Of the more than 1,000 pieces that Franz Schubert composed before his early death at the age of 31, around 600 of them are songs.
He was the supreme master of the German Lied in the first decades of the 19th century, and while there are many individual treasures in his vast catalog, he’s particularly admired for his song cycles. One of them, “Schwanengesang (Swansong),” was assembled after his death in 1828, but five years earlier he set out constructing one from the work of Wilhelm Müller, a popular poet of the day.
That cycle of 20 songs, Die schöne Müllerin (The Beautiful Maid of the Mill, D. 795), tells the story of a lovelorn miller’s apprentice who tries but fails to win the affection of his master’s daughter, and so drowns himself. Extravagant to be sure, but very much in keeping with the showy Romanticism of the time.
Although various songs from the cycle are heard frequently on art-song recital programs, it’s relatively rare to hear the whole thing at one go. On Monday evening, tenor Tony Boutté will perform the entire cycle in a concert at the Glasgow Lecture Hall in the University of Miami’s Department of Architecture. Pianist Geoffrey Loff will accompany Boutté, and musicologist Frank Cooper will read translations of the five poems from Müller’s original cycle that Schubert chose not to set.
In addition, Elizabeth Plater-Zyberk, one of the nation’s leading advocates of New Urbanism, will give the opening remarks before Boutté’s recital. A gathering of intellectual firepower, you might say, around an important work of Western music. But for Boutté, it’s also about a personal quest to present major song cycles in recital.
“I performed the cycle twice last month in Texas, and I did it two ways. The first time, I did 10 songs, then an intermission, then 10 songs, sort of like a regular lieder concert,” Boutté said. “And the second time I did it, I did it straight through, with little pauses, at the end of ‘chapters’ …. And I thought that was really effective, too.”
But Boutté said he was still aware there were other poems in the cycle, and he’d read a book on “Die schöne Müllerin” by Susan Youens, a musicologist at the University of Notre Dame. Consequently, he thought that presenting the work at UM, where he is an assistant professor of voice, would allow him to explore the work more thoroughly.
“If I’m going to present it on a university campus, I want to dig a little deeper,” he said.
In working closely with Loff, a graduate student, Boutté said he’s been able to try different interpretive ideas. And sometimes, the work reveals itself.
“It’s a very gradual process, to try to figure out not what Schubert meant, but what I think Schubert meant,” he said. “When you look at the score to see how it’s been done, you find places where you think, ‘Oh, he must have meant that to be connected.’”
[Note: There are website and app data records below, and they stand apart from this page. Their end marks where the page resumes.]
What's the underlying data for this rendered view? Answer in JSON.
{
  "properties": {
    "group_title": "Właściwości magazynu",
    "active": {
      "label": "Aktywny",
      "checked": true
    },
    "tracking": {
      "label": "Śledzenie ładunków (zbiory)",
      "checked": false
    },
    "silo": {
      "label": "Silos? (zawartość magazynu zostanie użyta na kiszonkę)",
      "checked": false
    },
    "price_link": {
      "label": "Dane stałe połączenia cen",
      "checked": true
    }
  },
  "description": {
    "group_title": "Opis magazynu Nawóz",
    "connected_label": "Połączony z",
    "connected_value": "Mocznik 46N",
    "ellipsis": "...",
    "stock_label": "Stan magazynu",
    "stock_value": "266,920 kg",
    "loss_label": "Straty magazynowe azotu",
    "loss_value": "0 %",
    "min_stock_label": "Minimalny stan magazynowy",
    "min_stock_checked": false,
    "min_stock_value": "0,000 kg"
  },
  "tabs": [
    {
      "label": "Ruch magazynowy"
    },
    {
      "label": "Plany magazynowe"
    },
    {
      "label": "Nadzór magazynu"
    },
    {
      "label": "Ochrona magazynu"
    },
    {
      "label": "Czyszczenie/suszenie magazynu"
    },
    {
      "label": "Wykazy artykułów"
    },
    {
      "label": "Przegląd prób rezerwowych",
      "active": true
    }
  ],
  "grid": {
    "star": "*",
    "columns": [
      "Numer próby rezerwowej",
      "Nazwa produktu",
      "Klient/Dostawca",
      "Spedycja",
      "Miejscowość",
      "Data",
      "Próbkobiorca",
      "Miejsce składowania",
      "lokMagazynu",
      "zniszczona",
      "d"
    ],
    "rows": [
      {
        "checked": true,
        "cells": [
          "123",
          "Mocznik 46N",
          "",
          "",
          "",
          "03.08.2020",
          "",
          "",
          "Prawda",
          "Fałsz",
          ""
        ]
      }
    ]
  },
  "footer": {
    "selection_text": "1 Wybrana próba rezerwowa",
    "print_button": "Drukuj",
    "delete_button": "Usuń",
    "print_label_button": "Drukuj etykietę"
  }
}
He cites the 15th song in the cycle, “Eifersucht und Stolz (Jealousy and Pride),” in which the journeyman addresses the brook that runs through town, asking it to slow down and tell him what’s going on, and in which he also takes time to talk trash about the object of his desire.
“He says something like ‘Didn’t you see her standing at the gate, craning her neck when [a hunter she admires] came down the road? No decent girl should do that,’” he said.
Underneath this, the piano is punctuating with short chords, unlike the opening of the song, which starts with a series of rapid notes in the piano. After casting doubt on the girl’s character, the speaker then bids the brook to take that message to her and the opening music returns.
“And when we figured this out, of course it seems obvious now, but when you figure this out you get goose bumps,” Boutté said. “And I thought, ‘I’ve got to get the audience to feel this.’”
Doing the complete “Die schöne Müllerin” is perhaps less common today than it was a generation ago, when art-song recitals were a more frequent part of the classical lineup (there appear to be very few this season here in South Florida). Boutté says he loves the form and one of the reasons is that it gets the artist close to his auditors.
“It’s the intimacy. That’s the biggest thing: the intimacy of being one on one with the audience,” he said. “And that’s a scary thing for a singer. It’s almost easier to stand up in front of an orchestra and make lots of noise; you’ve got lots of people around you.
“But people crave that one-on-one connection … and as a singer, I crave that, too,” he said. “I want to be able to use my voice, and my interpretation, to get the message of the music out. And that’s the easiest way to do it.”
For his next cycle, Boutté said he’s likely to attempt “La bonne chanson (The Good Song, Op. 61),” written in 1892 by the French composer Gabriel Fauré. It’s a difficult but beautiful cycle, and like all Fauré, it is music of great subtlety.
As for Schubert, it’s worth noting that he wrote “Die schöne Müllerin” not long after learning he had contracted syphilis, and Boutté said there has long been musicological speculation that Schubert avoided the darkest poems of the cycle because it was too painful for him to confront, even through his art.
“It’s still pretty dark, but with some gorgeous music,” he said. “The beauty of the music, coupled with the poignant words — it’s pretty amazing.”
The concert is set for 7:30 p.m. Monday at Glasgow Hall. Admission is free.
Arts / Article
Arts / Article
Arts / Article